• [GIVEN RECORDS]:

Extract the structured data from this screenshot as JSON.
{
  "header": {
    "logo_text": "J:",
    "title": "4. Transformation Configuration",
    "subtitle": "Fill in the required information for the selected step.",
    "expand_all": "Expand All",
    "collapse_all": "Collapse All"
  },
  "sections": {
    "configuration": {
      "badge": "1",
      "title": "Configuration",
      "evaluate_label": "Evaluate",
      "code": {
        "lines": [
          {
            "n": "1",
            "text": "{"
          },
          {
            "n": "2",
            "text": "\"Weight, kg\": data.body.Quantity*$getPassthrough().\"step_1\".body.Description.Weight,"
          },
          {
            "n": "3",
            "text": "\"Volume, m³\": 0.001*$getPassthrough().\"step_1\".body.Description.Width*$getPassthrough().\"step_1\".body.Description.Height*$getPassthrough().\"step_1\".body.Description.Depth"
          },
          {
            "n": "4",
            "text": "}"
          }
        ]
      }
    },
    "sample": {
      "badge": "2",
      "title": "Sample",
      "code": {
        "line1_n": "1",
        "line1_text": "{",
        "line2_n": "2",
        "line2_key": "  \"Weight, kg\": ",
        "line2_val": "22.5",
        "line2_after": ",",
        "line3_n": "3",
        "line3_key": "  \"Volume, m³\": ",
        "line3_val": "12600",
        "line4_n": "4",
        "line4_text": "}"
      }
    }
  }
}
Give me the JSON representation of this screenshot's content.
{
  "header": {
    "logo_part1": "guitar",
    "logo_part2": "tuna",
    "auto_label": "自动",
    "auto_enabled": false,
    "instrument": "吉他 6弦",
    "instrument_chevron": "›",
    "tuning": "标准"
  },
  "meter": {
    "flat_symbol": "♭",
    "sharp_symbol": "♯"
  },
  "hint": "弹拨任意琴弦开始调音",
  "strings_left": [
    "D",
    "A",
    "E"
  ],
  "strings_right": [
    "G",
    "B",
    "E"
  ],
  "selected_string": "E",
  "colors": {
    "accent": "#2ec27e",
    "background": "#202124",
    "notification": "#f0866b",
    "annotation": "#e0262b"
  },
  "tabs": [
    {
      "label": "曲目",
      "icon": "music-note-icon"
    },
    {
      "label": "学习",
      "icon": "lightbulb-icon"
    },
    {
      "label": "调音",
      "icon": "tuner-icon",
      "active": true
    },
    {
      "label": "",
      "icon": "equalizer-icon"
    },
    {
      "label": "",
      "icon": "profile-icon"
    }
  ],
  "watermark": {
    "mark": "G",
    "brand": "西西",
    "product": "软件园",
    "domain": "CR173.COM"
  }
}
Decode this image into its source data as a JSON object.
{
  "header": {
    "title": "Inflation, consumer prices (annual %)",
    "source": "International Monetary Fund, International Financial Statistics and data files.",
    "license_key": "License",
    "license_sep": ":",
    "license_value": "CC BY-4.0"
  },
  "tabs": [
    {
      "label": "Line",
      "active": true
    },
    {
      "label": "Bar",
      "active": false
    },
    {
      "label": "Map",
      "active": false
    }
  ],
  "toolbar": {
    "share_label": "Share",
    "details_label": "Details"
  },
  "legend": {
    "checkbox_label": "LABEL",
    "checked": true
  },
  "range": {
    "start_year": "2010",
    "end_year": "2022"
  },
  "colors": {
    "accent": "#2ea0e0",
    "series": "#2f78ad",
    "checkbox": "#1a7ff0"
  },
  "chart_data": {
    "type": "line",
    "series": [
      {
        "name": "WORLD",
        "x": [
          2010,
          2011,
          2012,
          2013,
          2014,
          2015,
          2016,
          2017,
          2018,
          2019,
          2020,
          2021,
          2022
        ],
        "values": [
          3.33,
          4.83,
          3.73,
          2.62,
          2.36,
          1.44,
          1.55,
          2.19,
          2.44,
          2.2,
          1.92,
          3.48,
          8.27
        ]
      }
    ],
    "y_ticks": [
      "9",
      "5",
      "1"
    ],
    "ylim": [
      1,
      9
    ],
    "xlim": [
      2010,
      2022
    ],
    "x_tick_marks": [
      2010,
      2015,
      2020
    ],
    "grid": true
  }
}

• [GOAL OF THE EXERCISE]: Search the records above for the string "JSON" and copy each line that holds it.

• [RESPONSE]:
Extract the structured data from this screenshot as JSON.
Give me the JSON representation of this screenshot's content.
Decode this image into its source data as a JSON object.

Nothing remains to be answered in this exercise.